Republicans have presented the border crisis as a failure of the Biden administration.
The federal government announced this week that authorities arrested migrants 2.15 million times from October to August, the first time this metric topped 2 million and a 39% increase from the same period a year earlier.
Border crossings have been fueled in part by repeat over-crossers, as there are no legal consequences for getting caught under a pandemic-era rule that denies the right to seek asylum. Even so, the numbers are extraordinarily high.
Although Abbott and DeSantis have also highlighted their achievements on issues related to the economy, neither has taken steps to moderate their immigration policies ahead of the November election.
Abbott is running against former Democratic Representative Beto O’Rourke, who edged out Abbott in a contest that represents the toughest challenge of the governor’s political career.
Immigration remains a critical issue for Democrats who have long believed that Texas’ booming cities and changing demographics would eventually turn the largest red state into blue in the United States. But in majority Hispanic border counties, Republicans are making aggressive play for three congressional seats this fall after Trump made major gains in the region in 2020.
It was much the same in South Florida, where Trump’s GOP performed better than expected in the last election.
DeSantis is running against former Rep. Charlie Crist, whose campaign has charged in recent days that the governor “shot himself in the foot” by shipping immigrants from Texas to Massachusetts. The move sparked an increase in fundraising for Crist that topped $1 million over a 48-hour period, according to spokeswoman Samantha Ramirez.
The Republican candidates in the November ballot do not seem worried.

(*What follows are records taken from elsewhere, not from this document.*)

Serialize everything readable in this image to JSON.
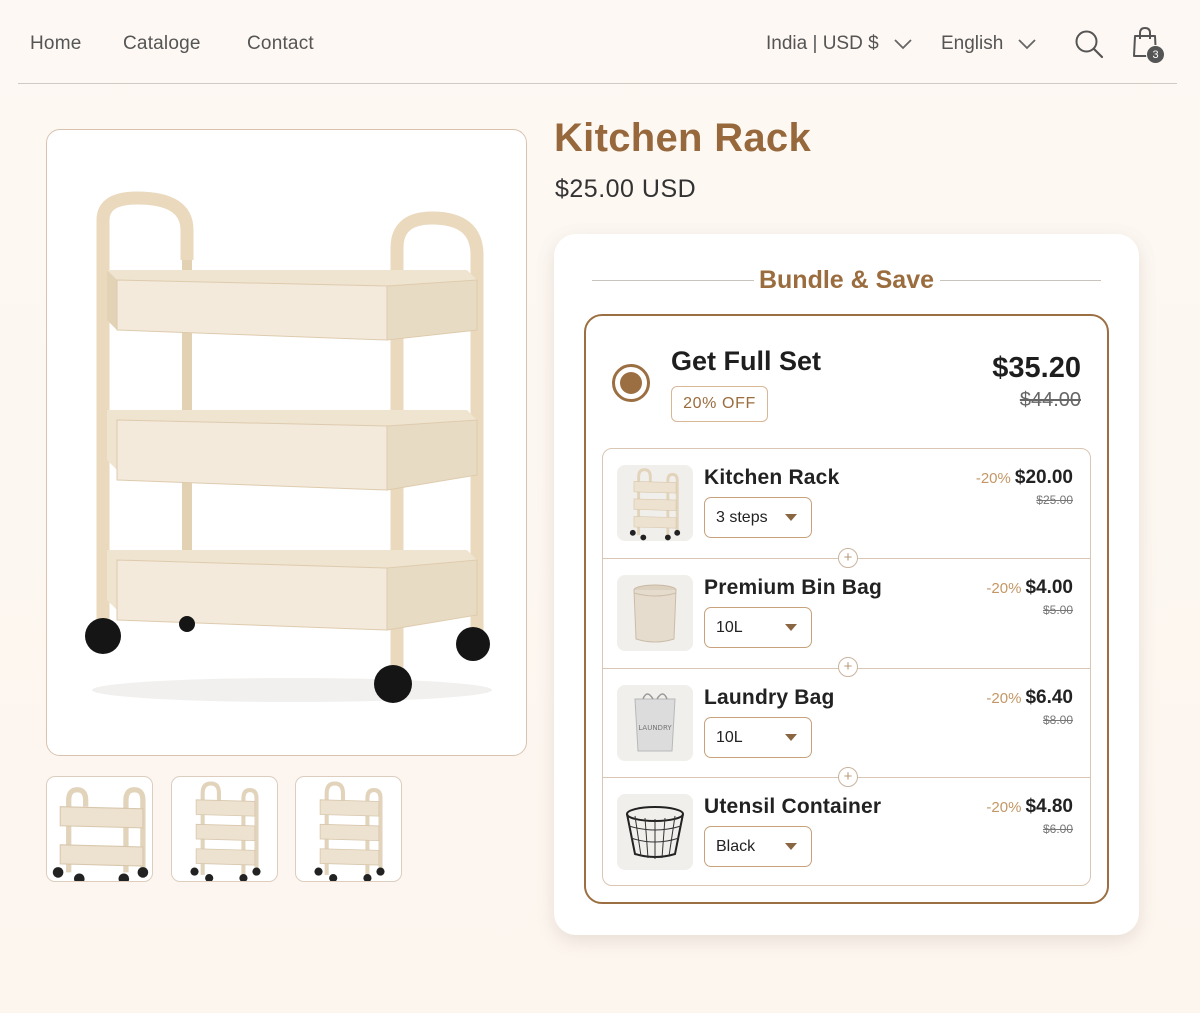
{
  "nav": {
    "links": [
      "Home",
      "Cataloge",
      "Contact"
    ],
    "country": "India | USD $",
    "language": "English",
    "search_icon": "search-icon",
    "cart_icon": "shopping-bag-icon",
    "cart_count": "3"
  },
  "product": {
    "title": "Kitchen Rack",
    "price": "$25.00 USD"
  },
  "bundle": {
    "heading": "Bundle & Save",
    "offer": {
      "title": "Get Full Set",
      "badge": "20% OFF",
      "price": "$35.20",
      "compare_price": "$44.00",
      "selected": true
    },
    "items": [
      {
        "name": "Kitchen Rack",
        "option": "3 steps",
        "discount": "-20%",
        "price": "$20.00",
        "compare_price": "$25.00"
      },
      {
        "name": "Premium Bin Bag",
        "option": "10L",
        "discount": "-20%",
        "price": "$4.00",
        "compare_price": "$5.00"
      },
      {
        "name": "Laundry Bag",
        "option": "10L",
        "discount": "-20%",
        "price": "$6.40",
        "compare_price": "$8.00"
      },
      {
        "name": "Utensil Container",
        "option": "Black",
        "discount": "-20%",
        "price": "$4.80",
        "compare_price": "$6.00"
      }
    ],
    "laundry_print": "LAUNDRY"
  },
  "colors": {
    "accent": "#9c6f42",
    "title": "#96683c",
    "rack": "#ece0cc"
  }
}
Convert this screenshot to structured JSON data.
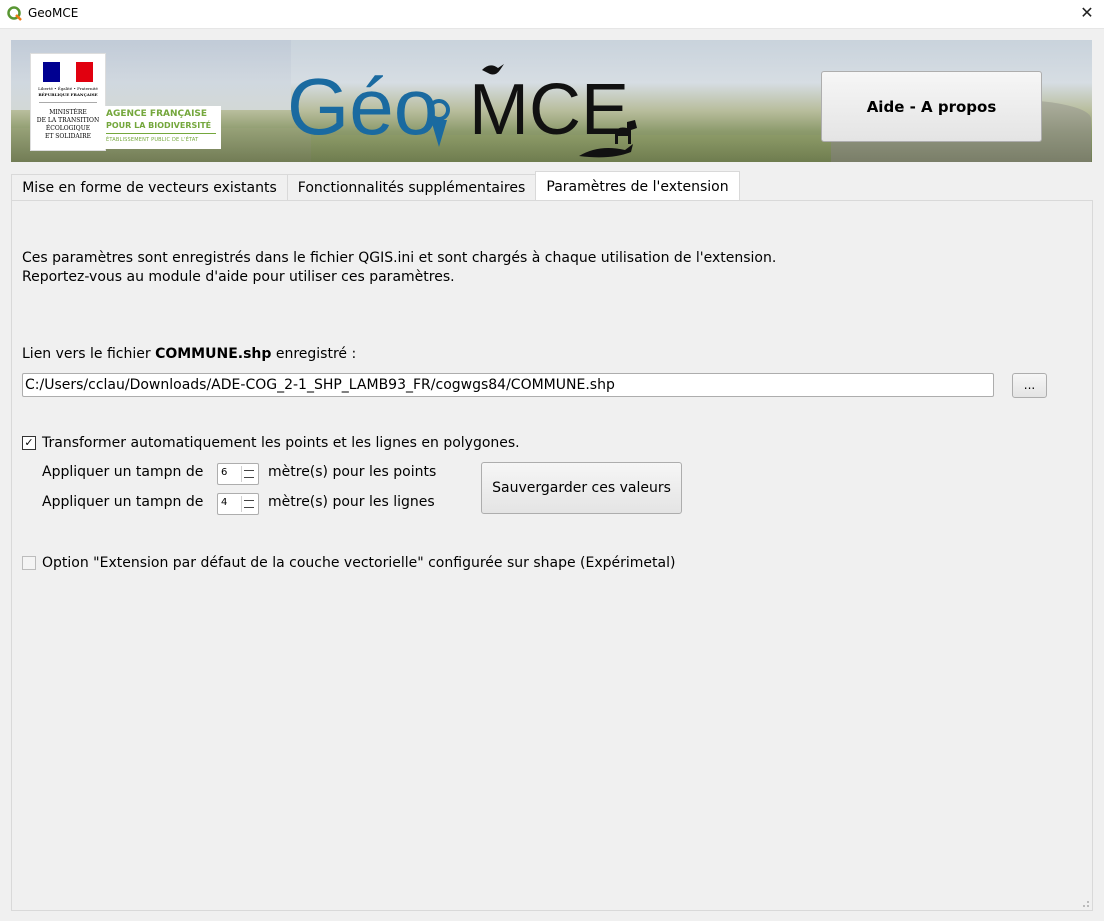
{
  "window": {
    "title": "GeoMCE",
    "close_glyph": "✕"
  },
  "banner": {
    "gov": {
      "motto": "Liberté • Égalité • Fraternité",
      "republic": "RÉPUBLIQUE FRANÇAISE",
      "ministry": [
        "MINISTÈRE",
        "DE LA TRANSITION",
        "ÉCOLOGIQUE",
        "ET SOLIDAIRE"
      ]
    },
    "afb": {
      "line1": "AGENCE FRANÇAISE",
      "line2": "POUR LA BIODIVERSITÉ",
      "line3": "ÉTABLISSEMENT PUBLIC DE L'ÉTAT"
    },
    "logo": {
      "part1": "Géo",
      "part2": "MCE"
    },
    "help_button": "Aide - A propos"
  },
  "tabs": [
    {
      "label": "Mise en forme de vecteurs existants",
      "active": false
    },
    {
      "label": "Fonctionnalités supplémentaires",
      "active": false
    },
    {
      "label": "Paramètres de l'extension",
      "active": true
    }
  ],
  "settings": {
    "description_line1": "Ces paramètres sont enregistrés dans le fichier QGIS.ini et sont chargés à chaque utilisation de l'extension.",
    "description_line2": "Reportez-vous au module d'aide pour utiliser ces paramètres.",
    "file_label_prefix": "Lien vers le fichier",
    "file_label_bold": "COMMUNE.shp",
    "file_label_suffix": "enregistré :",
    "file_path": "C:/Users/cclau/Downloads/ADE-COG_2-1_SHP_LAMB93_FR/cogwgs84/COMMUNE.shp",
    "browse_button": "...",
    "transform_checkbox": {
      "label": "Transformer automatiquement les points et les lignes en polygones.",
      "checked": true
    },
    "buffer_points": {
      "prefix": "Appliquer un tampn de",
      "value": "6",
      "suffix": "mètre(s) pour les points"
    },
    "buffer_lines": {
      "prefix": "Appliquer un tampn de",
      "value": "4",
      "suffix": "mètre(s) pour les lignes"
    },
    "save_button": "Sauvergarder ces valeurs",
    "shape_option": {
      "label": "Option \"Extension par défaut de la couche vectorielle\" configurée sur shape (Expérimetal)",
      "checked": false
    }
  },
  "colors": {
    "qgis_green": "#589632",
    "logo_blue": "#1a6aa0",
    "afb_green": "#74a73c",
    "flag_blue": "#000091",
    "flag_red": "#e1000f"
  }
}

“I think it’s a valid maneuver to use to try to wake up or at least expose the hypocrisy of progressive Democrats who say the border is secure and there’s no problem here,” Joseph Swiger said. , one of dozens of Republicans. running for local office in Texas border counties where the GOP has rarely bothered to recruit candidates in the past.
Reported Peoples of New York; Weber reported from Austin, Texas. Associated Press writer Farnoush Amiri in Washington contributed to this report.